The Steel Reinforced Concrete Dome is the most disaster resistant building that can be built at a reasonable price without going underground or into a mountain.
A wind of 70 miles per hour blowing against a 30 foot tall flat walled building in open flat terrain will exert a pressure of 22 pounds per square foot. If the wind speed is increased to 300 miles per hour the pressure is increased to 404 pounds per square foot (psf). Wind speed of 300 mph is considered the maximum for a tornado. It is far greater than that of a hurricane.
DOMES WITHSTAND TREMENDOUS PRESSURES:
Cars can be parked on 100psf. The side pressure on the building could equal the weight of cars piled 4 high. No normal building can withstand that much pressure. Many Steel Reinforced Concrete Domes are buried up to 30 feet deep. They must withstand pressures up to 1 ton per square feet (2000 psf).
Against tornado pressure a Steel Reinforced Concrete Dome 100 feet in Diameter, 35 feet tall would still have a safety margin of 1. ½ times its minimum strength. In other words, the stress created by the 300 mile per hour wind would increase the compressive pressure in the shell to 1,098 psi. The shell is allowed 2,394 psi using design strengths of 4,000 psi. The fact is the Steel Reinforced Concrete Dome is not flat and therefore never could the maximum air pressure against it of 404 pounds per square foot be realized. Neither is the concrete only 4,000 psi. It is always much greater. The margin of safety is probably more like three or four.

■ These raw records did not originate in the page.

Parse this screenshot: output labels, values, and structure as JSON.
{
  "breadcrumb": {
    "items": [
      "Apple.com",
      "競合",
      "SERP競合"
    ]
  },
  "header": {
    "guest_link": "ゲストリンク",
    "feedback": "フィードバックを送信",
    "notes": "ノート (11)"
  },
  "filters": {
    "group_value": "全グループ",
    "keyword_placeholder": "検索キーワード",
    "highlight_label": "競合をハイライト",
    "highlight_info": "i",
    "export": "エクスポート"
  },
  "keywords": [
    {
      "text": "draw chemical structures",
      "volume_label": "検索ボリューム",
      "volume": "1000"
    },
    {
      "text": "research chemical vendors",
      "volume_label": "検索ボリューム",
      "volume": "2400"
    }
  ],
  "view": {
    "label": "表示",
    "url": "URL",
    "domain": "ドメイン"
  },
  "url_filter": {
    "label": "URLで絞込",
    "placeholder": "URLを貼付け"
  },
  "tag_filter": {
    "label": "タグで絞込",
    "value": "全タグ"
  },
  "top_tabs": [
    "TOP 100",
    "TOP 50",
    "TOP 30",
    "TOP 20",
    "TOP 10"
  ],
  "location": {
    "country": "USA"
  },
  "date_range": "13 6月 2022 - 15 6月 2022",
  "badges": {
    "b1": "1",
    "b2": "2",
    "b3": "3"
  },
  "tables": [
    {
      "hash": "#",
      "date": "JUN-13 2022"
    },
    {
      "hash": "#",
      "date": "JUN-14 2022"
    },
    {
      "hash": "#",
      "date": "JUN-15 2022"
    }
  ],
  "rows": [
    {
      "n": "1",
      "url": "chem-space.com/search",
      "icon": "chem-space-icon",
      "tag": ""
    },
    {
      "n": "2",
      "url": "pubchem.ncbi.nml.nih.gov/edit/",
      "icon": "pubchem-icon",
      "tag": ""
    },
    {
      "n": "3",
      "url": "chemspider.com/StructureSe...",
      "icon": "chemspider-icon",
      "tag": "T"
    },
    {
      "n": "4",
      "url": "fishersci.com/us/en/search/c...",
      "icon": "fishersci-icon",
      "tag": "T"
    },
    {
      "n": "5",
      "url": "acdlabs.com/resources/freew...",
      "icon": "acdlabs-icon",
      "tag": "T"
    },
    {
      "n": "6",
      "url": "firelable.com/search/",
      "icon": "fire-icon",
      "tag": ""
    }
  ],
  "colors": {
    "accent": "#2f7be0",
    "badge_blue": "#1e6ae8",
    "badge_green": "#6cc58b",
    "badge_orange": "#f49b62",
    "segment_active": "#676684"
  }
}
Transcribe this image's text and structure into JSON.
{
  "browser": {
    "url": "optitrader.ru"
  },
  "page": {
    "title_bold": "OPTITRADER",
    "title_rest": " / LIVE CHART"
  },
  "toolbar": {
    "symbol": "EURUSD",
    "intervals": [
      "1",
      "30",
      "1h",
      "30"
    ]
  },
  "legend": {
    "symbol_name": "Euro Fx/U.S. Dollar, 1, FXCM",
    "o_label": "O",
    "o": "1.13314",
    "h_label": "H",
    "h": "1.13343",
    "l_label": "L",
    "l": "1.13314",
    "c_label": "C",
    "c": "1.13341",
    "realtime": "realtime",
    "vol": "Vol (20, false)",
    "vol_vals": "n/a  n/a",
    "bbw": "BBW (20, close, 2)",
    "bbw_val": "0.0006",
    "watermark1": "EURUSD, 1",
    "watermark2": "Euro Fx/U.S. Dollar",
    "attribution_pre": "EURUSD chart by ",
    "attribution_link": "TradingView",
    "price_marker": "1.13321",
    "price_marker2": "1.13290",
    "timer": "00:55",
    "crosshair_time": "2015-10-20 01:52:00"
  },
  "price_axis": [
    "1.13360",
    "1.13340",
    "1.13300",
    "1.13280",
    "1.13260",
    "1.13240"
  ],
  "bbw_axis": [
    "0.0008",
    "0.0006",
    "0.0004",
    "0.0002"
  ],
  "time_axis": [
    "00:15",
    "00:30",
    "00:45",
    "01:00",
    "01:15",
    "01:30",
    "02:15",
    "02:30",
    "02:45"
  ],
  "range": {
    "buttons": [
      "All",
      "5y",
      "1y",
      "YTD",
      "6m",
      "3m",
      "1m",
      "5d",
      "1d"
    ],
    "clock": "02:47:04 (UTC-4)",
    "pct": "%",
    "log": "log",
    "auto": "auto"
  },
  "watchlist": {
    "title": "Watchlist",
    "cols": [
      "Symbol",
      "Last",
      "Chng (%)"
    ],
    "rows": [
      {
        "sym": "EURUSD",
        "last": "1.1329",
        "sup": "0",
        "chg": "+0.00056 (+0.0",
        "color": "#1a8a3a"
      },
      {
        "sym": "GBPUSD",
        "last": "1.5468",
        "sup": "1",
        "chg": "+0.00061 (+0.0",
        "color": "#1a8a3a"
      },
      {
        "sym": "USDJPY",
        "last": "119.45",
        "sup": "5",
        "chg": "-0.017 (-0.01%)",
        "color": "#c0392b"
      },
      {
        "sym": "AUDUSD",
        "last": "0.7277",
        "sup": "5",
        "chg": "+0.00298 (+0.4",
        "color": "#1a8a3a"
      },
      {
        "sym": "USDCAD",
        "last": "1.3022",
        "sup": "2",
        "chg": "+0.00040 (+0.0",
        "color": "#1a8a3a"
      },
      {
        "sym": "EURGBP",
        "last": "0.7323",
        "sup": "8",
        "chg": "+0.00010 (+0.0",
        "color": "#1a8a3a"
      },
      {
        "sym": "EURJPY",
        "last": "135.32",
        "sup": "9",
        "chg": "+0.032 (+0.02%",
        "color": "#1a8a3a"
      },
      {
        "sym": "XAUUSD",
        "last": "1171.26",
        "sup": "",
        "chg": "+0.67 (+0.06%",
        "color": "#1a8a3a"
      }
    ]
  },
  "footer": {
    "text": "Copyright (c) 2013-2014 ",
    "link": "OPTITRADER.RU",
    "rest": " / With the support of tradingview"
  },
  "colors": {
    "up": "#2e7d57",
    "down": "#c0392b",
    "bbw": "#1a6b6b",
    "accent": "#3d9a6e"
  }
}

The Steel Reinforced Concrete Dome at Port Arthur, Texas has now been hit by three hurricanes. A hurricane does not exert enough pressure on a dome to be even noticed. As shown above the dome can very easily withstand the stresses of a tornado.
However, debris carried by a tornado could cut the surface membrane. If the debris contained a large timber or metal object, it might be possible of conditions were just right to put a puncture into the dome. But the puncture would be very local and would certainly never cause serious collapse of the dome. Possibly damage to the doors or windows may occur if there was a rapid decompression caused by the tornado.
For most Steel Reinforced Concrete Domes the likely disaster will be earthquake. The worst areas in the United States are listed as seismic zone 4. From analysis (see “concrete dome wind analysis” sidebar) it is easy to see that earthquake forces do not even approach the design strength the Steel Reinforced Concrete Dome is built to withstand under normal every day usage. It would take an external force many times as large as the earth quake to approach the design strength of concrete itself.
Nuclear fallout is another disaster consideration. It is interesting to note that the only structure left standing near ground zero at Hiroshima was the skeleton of a dome. Certainly the Steel Reinforced Concrete Dome would be superior to most buildings if a nuclear fallout condition occurred. Rain would to wash the radiation off the building much better than conventional buildings.
Generally the Steel Reinforced Concrete Dome is quite tall. Radiation strengths are inversely proportional to the square of the distance from the source. The roof of the Steel Reinforced Concrete Dome would hold the radiation further from the occupants than many other structures. Also concrete itself is a good absorber of radiation. The concrete Steel Reinforced Concrete Dome would greatly reduce the effects of fallout on the occupants.
It is interesting to note that German thin shell structures stood up to allied bombing in the Second World War better than most structures. When a bomb would hit a thin shell, it would either bounce off their tough exterior or it would puncture a hole through.
Since there are no single components that carry large loads, there is nothing that can be knocked down like a beam or a column. Therefore repair was a single patch to cover the hole that was made when the bomb would go through.
["Thin Shell" is the generic name for a Steel Reinforced Concrete Dome.]